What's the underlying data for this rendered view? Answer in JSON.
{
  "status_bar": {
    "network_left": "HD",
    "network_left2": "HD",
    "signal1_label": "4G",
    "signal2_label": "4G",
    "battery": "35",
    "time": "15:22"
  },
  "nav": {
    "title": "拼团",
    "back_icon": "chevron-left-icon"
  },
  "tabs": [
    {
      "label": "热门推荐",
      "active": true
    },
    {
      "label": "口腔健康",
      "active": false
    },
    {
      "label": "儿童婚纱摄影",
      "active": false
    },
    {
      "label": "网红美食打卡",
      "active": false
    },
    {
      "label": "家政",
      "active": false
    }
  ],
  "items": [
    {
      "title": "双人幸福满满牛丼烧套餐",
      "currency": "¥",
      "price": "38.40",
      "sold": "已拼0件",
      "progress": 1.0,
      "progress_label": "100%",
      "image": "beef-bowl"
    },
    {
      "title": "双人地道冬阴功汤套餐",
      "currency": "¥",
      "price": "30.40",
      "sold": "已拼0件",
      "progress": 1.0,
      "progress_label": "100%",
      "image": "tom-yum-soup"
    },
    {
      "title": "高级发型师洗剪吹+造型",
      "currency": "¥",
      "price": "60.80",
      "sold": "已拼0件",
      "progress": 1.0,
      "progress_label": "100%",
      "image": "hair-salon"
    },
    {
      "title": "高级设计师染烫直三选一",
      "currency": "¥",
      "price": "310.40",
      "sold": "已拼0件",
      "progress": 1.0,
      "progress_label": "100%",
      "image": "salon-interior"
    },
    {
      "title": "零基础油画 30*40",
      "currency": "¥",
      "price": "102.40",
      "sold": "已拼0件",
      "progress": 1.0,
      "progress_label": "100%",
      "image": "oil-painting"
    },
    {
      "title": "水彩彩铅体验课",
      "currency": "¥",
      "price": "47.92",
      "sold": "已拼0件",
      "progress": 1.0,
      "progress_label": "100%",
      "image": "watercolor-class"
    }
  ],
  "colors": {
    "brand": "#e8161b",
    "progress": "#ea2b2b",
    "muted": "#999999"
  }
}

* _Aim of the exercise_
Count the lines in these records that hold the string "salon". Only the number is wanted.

* _The answer_
2